Sunday dawned beautifully and gave us a second opportunity to take advantage of the exceptional weather. Richard Powers and Ian Hartshorn kept the low power pads busy, both launching four or five rockets each. Jim Livingston brought out his Sea Hawk and put it up on a research two grain 76mm motor which he designated a K-700 (filled with his white smoke formula). Alan Whitmore flew a new rocket that he calls Five Point Five on a trimodal form of his reliable Black Velvet formula, this one in a five grain 54mm configuration which I’m going to guess came out to be something like a K-800 or K-900. He also flew his Red Flag of Mortal Peril on a four grain 38mm I motor with Thing propellant. Joe Hill and Jim Livingston did another project together; this time Joe brought out his 7.5″ rocket that he calls Short Spoon and Jim provided a three grain 76mm L-1200 that had Ferric Fudge propellant. Mike Nay put up a three stage rocket on Sunday with an Aerotech K-1100T in the booster, a CTI J-425BS in the second stage and a CTI J-357 in the third stage, just utterly impressive. Greg Hanson is a new Bayboro attendee and he flew a 5.5″ rocket that he calls Everest Test on a CTI L-1395BS for a perfect flight. John Allman joined us on Sunday and put up three or four rockets. Brent Bierstedt finished out the day with his 5.5″ Honest John which flew on an Aerotech K-540MS.

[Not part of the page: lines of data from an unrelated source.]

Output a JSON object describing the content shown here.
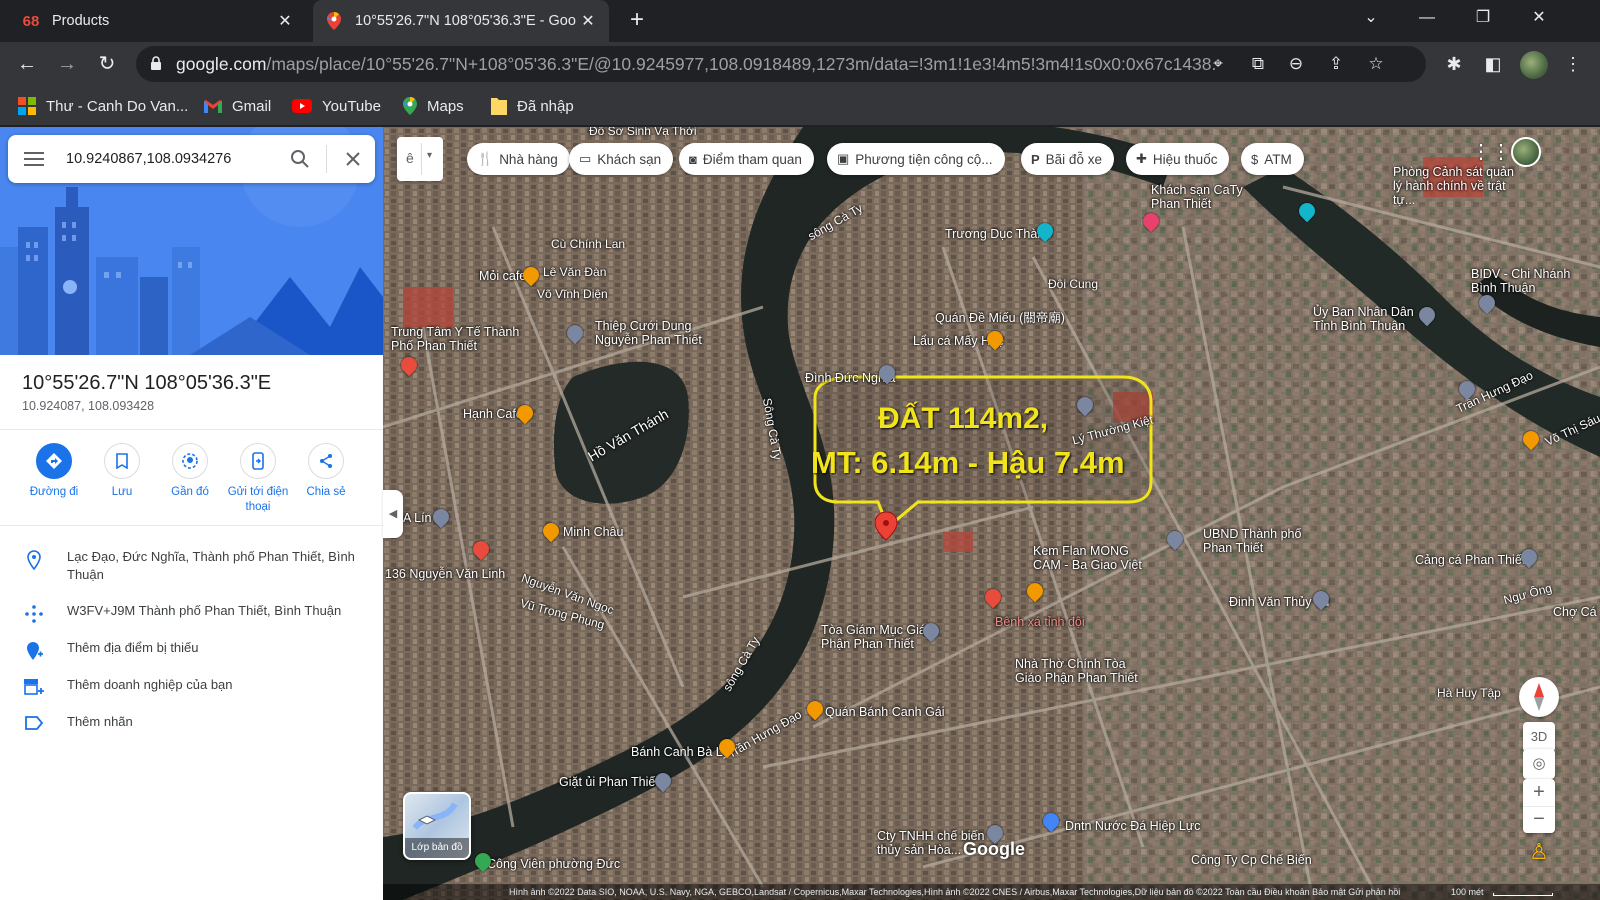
{
  "browser": {
    "tabs": [
      {
        "title": "Products",
        "favicon": "68"
      },
      {
        "title": "10°55'26.7\"N 108°05'36.3\"E - Goo",
        "favicon": "maps-pin-icon"
      }
    ],
    "url_host": "google.com",
    "url_path": "/maps/place/10°55'26.7\"N+108°05'36.3\"E/@10.9245977,108.0918489,1273m/data=!3m1!1e3!4m5!3m4!1s0x0:0x67c1438...",
    "bookmarks": [
      {
        "label": "Thư - Canh Do Van...",
        "icon": "microsoft-icon"
      },
      {
        "label": "Gmail",
        "icon": "gmail-icon"
      },
      {
        "label": "YouTube",
        "icon": "youtube-icon"
      },
      {
        "label": "Maps",
        "icon": "maps-icon"
      },
      {
        "label": "Đã nhập",
        "icon": "folder-icon"
      }
    ]
  },
  "sidebar": {
    "search_value": "10.9240867,108.0934276",
    "place_title": "10°55'26.7\"N 108°05'36.3\"E",
    "place_coords": "10.924087, 108.093428",
    "actions": [
      {
        "label": "Đường đi",
        "icon": "directions-icon"
      },
      {
        "label": "Lưu",
        "icon": "bookmark-icon"
      },
      {
        "label": "Gần đó",
        "icon": "nearby-icon"
      },
      {
        "label": "Gửi tới điện thoại",
        "icon": "send-to-phone-icon"
      },
      {
        "label": "Chia sẻ",
        "icon": "share-icon"
      }
    ],
    "info": [
      {
        "text": "Lạc Đạo, Đức Nghĩa, Thành phố Phan Thiết, Bình Thuận",
        "icon": "location-pin-icon"
      },
      {
        "text": "W3FV+J9M Thành phố Phan Thiết, Bình Thuận",
        "icon": "plus-code-icon"
      },
      {
        "text": "Thêm địa điểm bị thiếu",
        "icon": "add-place-icon"
      },
      {
        "text": "Thêm doanh nghiệp của bạn",
        "icon": "add-business-icon"
      },
      {
        "text": "Thêm nhãn",
        "icon": "label-icon"
      }
    ]
  },
  "map": {
    "mode_label": "ê",
    "chips": [
      {
        "label": "Nhà hàng",
        "icon": "restaurant-icon"
      },
      {
        "label": "Khách sạn",
        "icon": "hotel-icon"
      },
      {
        "label": "Điểm tham quan",
        "icon": "camera-icon"
      },
      {
        "label": "Phương tiện công cộ...",
        "icon": "transit-icon"
      },
      {
        "label": "Bãi đỗ xe",
        "icon": "parking-icon"
      },
      {
        "label": "Hiệu thuốc",
        "icon": "pharmacy-icon"
      },
      {
        "label": "ATM",
        "icon": "atm-icon"
      }
    ],
    "callout_line1": "ĐẤT 114m2,",
    "callout_line2": "MT: 6.14m - Hậu 7.4m",
    "layers_label": "Lớp bản đồ",
    "google_logo": "Google",
    "controls": {
      "three_d": "3D"
    },
    "attribution": "Hình ảnh ©2022 Data SIO, NOAA, U.S. Navy, NGA, GEBCO,Landsat / Copernicus,Maxar Technologies,Hình ảnh ©2022 CNES / Airbus,Maxar Technologies,Dữ liệu bản đồ ©2022   Toàn cầu   Điều khoản   Bảo mật   Gửi phản hồi",
    "scale": "100 mét",
    "labels": [
      {
        "text": "Đỗ Sơ Sinh Vạ Thới",
        "cls": "road"
      },
      {
        "text": "sông Cà Ty",
        "cls": "road"
      },
      {
        "text": "Trương Dục Thành",
        "cls": "poi"
      },
      {
        "text": "Khách sạn CaTy Phan Thiết",
        "cls": "poi"
      },
      {
        "text": "Đội Cung",
        "cls": "road"
      },
      {
        "text": "Quán Đề Miếu (關帝廟)",
        "cls": "poi"
      },
      {
        "text": "Lẩu cá Mấy Huệ",
        "cls": "poi"
      },
      {
        "text": "Đình Đức Nghĩa",
        "cls": "poi"
      },
      {
        "text": "Cù Chính Lan",
        "cls": "road"
      },
      {
        "text": "Mỏi cafe",
        "cls": "poi"
      },
      {
        "text": "Lê Văn Đàn",
        "cls": "road"
      },
      {
        "text": "Võ Vĩnh Diện",
        "cls": "road"
      },
      {
        "text": "Thiệp Cưới Dung Nguyễn Phan Thiết",
        "cls": "poi"
      },
      {
        "text": "Trung Tâm Y Tế Thành Phố Phan Thiết",
        "cls": "poi"
      },
      {
        "text": "Hồ Văn Thánh",
        "cls": "poi"
      },
      {
        "text": "Hạnh Cafe",
        "cls": "poi"
      },
      {
        "text": "Sông Cà Ty",
        "cls": "road"
      },
      {
        "text": "Minh Châu",
        "cls": "poi"
      },
      {
        "text": "A Lín",
        "cls": "poi"
      },
      {
        "text": "136 Nguyễn Văn Linh",
        "cls": "poi"
      },
      {
        "text": "Nguyễn Văn Ngọc",
        "cls": "road"
      },
      {
        "text": "Vũ Trọng Phụng",
        "cls": "road"
      },
      {
        "text": "sông Cà Ty",
        "cls": "road"
      },
      {
        "text": "Quán Bánh Canh Gái",
        "cls": "poi"
      },
      {
        "text": "Bánh Canh Bà Lý",
        "cls": "poi"
      },
      {
        "text": "Giặt ủi Phan Thiết",
        "cls": "poi"
      },
      {
        "text": "Tòa Giám Mục Giáo Phận Phan Thiết",
        "cls": "poi"
      },
      {
        "text": "Bệnh xá tỉnh đội",
        "cls": "red"
      },
      {
        "text": "Nhà Thờ Chính Tòa Giáo Phận Phan Thiết",
        "cls": "poi"
      },
      {
        "text": "Kem Flan MONG CAM - Ba Giao Việt",
        "cls": "poi"
      },
      {
        "text": "UBND Thành phố Phan Thiết",
        "cls": "poi"
      },
      {
        "text": "Đinh Văn Thủy Tú",
        "cls": "poi"
      },
      {
        "text": "Cảng cá Phan Thiết",
        "cls": "poi"
      },
      {
        "text": "Hà Huy Tập",
        "cls": "road"
      },
      {
        "text": "Ủy Ban Nhân Dân Tỉnh Bình Thuận",
        "cls": "poi"
      },
      {
        "text": "BIDV - Chi Nhánh Bình Thuận",
        "cls": "poi"
      },
      {
        "text": "Phòng Cảnh sát quản lý hành chính về trật tự...",
        "cls": "poi"
      },
      {
        "text": "Trần Hưng Đạo",
        "cls": "road"
      },
      {
        "text": "Ngư Ông",
        "cls": "road"
      },
      {
        "text": "Dntn Nước Đá Hiệp Lực",
        "cls": "poi"
      },
      {
        "text": "Cty TNHH chế biến thủy sản Hòa...",
        "cls": "poi"
      },
      {
        "text": "Công Ty Cp Chế Biến",
        "cls": "poi"
      },
      {
        "text": "Công Viên phường Đức",
        "cls": "poi"
      },
      {
        "text": "Lý Thường Kiệt",
        "cls": "road"
      },
      {
        "text": "Trần Hưng Đạo",
        "cls": "road"
      },
      {
        "text": "Chợ Cá",
        "cls": "poi"
      },
      {
        "text": "Võ Thị Sáu",
        "cls": "road"
      }
    ]
  }
}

As always, I had an excellent time this weekend, and I hope everyone who came out did as well. We’ll be back out in Bayboro on the weekend of Dec. 18th. Come join us if you can!
Prefect, Tripoli East NC